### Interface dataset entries

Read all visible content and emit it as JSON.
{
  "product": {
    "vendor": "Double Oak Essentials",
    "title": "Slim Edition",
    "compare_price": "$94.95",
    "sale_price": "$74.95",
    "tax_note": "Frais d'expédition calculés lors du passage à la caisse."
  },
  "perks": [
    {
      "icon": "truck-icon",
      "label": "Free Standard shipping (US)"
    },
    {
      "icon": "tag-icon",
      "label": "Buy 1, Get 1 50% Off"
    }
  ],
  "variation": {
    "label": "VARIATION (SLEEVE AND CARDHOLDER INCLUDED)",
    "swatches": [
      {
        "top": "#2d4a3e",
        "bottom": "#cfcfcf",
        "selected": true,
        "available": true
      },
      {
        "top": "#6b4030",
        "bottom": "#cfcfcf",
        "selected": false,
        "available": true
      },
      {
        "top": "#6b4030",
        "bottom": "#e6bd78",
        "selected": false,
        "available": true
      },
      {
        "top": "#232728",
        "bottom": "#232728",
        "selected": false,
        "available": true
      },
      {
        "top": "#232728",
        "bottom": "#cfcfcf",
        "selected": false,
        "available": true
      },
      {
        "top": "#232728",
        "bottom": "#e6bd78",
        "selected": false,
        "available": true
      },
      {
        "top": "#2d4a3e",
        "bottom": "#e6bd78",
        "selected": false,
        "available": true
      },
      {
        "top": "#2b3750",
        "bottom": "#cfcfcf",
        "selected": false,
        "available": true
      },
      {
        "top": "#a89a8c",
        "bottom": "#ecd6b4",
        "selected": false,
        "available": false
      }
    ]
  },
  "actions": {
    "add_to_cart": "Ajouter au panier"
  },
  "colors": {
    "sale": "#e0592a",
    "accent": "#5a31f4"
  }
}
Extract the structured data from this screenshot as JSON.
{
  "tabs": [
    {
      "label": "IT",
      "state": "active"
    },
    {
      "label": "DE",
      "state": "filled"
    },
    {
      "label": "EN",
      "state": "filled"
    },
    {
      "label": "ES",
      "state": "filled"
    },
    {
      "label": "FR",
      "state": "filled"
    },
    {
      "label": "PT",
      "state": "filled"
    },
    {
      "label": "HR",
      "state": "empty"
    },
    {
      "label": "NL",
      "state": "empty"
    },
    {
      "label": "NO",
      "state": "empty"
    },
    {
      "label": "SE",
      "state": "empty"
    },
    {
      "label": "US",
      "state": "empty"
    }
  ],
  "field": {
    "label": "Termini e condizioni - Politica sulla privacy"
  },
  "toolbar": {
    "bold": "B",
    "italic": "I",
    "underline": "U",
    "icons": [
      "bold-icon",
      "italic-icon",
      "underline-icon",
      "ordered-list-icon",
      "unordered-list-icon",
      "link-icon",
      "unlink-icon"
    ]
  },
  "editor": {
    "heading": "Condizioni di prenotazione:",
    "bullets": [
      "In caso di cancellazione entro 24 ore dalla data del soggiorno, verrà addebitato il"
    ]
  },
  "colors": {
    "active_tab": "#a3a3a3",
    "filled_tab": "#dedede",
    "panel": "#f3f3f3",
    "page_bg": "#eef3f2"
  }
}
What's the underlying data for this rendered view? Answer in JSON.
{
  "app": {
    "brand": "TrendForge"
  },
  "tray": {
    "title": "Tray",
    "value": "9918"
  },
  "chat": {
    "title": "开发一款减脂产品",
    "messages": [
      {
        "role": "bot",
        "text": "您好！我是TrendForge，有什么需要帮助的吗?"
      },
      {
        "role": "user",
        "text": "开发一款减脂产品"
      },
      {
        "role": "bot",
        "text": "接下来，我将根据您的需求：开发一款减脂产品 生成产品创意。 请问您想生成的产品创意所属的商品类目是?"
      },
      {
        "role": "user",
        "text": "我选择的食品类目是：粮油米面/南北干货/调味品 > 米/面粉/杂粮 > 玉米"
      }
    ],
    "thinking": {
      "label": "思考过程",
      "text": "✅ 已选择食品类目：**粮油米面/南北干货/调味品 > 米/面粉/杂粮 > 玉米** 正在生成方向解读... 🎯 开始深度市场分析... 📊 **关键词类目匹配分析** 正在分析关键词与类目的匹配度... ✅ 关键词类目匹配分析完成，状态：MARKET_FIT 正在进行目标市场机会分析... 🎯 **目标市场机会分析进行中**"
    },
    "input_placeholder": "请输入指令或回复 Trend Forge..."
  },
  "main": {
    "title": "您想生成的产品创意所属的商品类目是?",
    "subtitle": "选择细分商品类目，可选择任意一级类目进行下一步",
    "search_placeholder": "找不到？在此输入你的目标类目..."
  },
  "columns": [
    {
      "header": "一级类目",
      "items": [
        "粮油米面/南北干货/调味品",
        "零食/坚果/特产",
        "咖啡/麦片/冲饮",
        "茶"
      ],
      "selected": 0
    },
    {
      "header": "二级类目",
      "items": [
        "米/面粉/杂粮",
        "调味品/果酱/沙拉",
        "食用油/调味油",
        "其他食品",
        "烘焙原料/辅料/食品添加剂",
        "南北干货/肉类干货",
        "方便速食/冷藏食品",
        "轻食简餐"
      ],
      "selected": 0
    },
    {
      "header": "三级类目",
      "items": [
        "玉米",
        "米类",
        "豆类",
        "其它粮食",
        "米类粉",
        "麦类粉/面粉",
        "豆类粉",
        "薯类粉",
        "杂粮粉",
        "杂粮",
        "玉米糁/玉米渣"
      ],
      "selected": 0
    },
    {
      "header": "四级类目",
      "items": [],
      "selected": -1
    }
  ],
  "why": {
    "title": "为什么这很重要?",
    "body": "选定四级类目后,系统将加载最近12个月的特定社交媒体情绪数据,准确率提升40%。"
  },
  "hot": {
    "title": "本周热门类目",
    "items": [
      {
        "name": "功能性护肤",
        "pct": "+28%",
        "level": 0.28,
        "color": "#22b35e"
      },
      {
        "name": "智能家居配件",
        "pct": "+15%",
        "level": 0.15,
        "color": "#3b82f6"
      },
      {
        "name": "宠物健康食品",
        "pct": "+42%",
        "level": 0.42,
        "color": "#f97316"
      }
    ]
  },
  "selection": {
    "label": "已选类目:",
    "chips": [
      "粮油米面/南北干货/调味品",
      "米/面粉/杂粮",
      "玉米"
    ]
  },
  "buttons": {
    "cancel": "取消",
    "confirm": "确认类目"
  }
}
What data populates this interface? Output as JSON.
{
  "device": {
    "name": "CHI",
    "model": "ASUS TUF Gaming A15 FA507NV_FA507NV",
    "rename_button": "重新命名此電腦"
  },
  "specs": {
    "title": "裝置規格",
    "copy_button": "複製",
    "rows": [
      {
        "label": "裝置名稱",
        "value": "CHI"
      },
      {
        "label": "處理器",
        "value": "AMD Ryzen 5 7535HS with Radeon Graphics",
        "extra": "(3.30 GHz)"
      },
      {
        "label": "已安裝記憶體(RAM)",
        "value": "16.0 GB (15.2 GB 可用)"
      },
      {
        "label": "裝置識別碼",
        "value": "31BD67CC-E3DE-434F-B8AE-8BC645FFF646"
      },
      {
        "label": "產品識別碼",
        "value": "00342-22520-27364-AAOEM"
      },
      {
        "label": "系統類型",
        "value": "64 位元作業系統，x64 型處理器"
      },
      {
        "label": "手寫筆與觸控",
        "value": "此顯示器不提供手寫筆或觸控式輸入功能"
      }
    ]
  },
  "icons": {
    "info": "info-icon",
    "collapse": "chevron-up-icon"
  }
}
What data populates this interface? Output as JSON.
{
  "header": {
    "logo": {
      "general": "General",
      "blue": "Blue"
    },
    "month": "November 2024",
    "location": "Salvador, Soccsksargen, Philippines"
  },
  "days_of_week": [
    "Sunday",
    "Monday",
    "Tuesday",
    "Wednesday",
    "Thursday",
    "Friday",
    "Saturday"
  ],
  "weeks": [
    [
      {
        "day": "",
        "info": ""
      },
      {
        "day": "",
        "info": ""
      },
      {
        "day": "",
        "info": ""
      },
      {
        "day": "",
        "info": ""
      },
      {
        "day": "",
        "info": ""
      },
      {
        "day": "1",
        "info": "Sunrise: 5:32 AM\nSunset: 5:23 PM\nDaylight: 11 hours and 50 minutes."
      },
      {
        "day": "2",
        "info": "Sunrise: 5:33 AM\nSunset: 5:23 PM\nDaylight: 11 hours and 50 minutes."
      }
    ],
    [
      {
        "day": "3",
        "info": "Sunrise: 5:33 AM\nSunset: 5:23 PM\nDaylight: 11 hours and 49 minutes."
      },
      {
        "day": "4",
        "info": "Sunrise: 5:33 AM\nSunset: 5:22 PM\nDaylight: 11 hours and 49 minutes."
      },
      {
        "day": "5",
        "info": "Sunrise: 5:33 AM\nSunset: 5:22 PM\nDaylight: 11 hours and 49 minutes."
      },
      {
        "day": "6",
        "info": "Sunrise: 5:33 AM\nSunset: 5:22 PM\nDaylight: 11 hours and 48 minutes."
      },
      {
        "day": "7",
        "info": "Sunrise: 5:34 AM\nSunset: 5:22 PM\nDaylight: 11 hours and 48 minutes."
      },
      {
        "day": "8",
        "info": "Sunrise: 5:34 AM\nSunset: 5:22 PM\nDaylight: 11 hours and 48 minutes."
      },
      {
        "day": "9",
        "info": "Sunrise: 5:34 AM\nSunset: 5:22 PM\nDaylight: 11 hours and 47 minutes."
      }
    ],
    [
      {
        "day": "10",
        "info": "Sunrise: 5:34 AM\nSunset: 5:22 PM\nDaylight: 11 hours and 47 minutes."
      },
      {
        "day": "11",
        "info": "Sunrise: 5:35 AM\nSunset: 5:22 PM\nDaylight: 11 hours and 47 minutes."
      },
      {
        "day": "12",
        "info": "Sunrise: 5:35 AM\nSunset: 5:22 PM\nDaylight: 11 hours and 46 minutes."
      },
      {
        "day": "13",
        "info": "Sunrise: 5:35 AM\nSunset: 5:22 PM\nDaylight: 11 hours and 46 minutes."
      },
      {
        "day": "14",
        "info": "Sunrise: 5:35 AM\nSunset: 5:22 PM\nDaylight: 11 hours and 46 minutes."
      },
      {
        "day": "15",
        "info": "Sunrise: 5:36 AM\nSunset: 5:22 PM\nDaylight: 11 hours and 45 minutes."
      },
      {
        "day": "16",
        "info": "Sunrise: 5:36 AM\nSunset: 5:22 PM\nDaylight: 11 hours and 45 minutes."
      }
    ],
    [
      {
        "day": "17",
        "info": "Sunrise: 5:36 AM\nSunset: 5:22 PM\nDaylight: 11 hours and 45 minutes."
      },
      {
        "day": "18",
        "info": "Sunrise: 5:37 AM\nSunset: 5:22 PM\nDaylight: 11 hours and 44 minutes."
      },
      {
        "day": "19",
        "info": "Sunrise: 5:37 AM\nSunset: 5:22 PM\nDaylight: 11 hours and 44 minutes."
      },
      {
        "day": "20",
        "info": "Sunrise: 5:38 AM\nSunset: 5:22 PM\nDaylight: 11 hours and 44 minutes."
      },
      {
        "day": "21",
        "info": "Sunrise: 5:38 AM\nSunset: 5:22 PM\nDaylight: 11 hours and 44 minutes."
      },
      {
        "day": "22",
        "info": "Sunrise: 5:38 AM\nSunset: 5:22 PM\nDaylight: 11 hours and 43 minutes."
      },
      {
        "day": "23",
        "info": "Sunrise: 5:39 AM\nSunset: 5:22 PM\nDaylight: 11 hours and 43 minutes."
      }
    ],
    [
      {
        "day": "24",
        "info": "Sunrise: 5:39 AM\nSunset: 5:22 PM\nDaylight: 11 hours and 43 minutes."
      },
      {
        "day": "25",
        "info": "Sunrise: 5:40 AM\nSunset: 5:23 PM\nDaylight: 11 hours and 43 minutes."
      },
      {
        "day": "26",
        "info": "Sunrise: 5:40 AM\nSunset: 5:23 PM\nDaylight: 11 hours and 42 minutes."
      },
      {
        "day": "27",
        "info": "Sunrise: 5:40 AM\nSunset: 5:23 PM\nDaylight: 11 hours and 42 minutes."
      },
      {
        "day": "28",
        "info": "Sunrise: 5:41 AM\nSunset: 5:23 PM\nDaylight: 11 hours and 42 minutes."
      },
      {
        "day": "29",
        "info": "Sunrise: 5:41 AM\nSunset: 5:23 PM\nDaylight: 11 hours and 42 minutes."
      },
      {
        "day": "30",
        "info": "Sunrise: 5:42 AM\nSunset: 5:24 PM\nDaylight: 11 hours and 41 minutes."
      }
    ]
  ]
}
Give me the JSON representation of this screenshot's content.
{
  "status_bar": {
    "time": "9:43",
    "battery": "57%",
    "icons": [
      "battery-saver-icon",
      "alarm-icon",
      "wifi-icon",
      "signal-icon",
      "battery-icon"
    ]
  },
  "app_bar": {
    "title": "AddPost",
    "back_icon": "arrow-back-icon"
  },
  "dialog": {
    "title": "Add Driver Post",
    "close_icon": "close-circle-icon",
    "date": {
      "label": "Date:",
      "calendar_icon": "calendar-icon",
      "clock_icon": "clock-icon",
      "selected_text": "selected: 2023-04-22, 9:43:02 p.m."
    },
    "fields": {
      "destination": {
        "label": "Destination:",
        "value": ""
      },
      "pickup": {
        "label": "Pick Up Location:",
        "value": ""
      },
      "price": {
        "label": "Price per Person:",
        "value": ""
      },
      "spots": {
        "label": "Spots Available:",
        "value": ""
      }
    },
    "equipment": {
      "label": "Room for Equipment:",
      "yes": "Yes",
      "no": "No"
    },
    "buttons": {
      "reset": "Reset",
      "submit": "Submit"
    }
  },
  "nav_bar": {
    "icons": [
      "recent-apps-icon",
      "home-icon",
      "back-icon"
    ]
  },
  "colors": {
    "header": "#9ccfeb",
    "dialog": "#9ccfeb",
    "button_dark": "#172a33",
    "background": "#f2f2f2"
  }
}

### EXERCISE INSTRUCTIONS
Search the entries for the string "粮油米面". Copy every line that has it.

### ANSWER AREA
        "text": "我选择的食品类目是：粮油米面/南北干货/调味品 > 米/面粉/杂粮 > 玉米"
      "text": "✅ 已选择食品类目：**粮油米面/南北干货/调味品 > 米/面粉/杂粮 > 玉米** 正在生成方向解读... 🎯 开始深度市场分析... 📊 **关键词类目匹配分析** 正在分析关键词与类目的匹配度... ✅ 关键词类目匹配分析完成，状态：MARKET_FIT 正在进行目标市场机会分析... 🎯 **目标市场机会分析进行中**"
        "粮油米面/南北干货/调味品",
      "粮油米面/南北干货/调味品",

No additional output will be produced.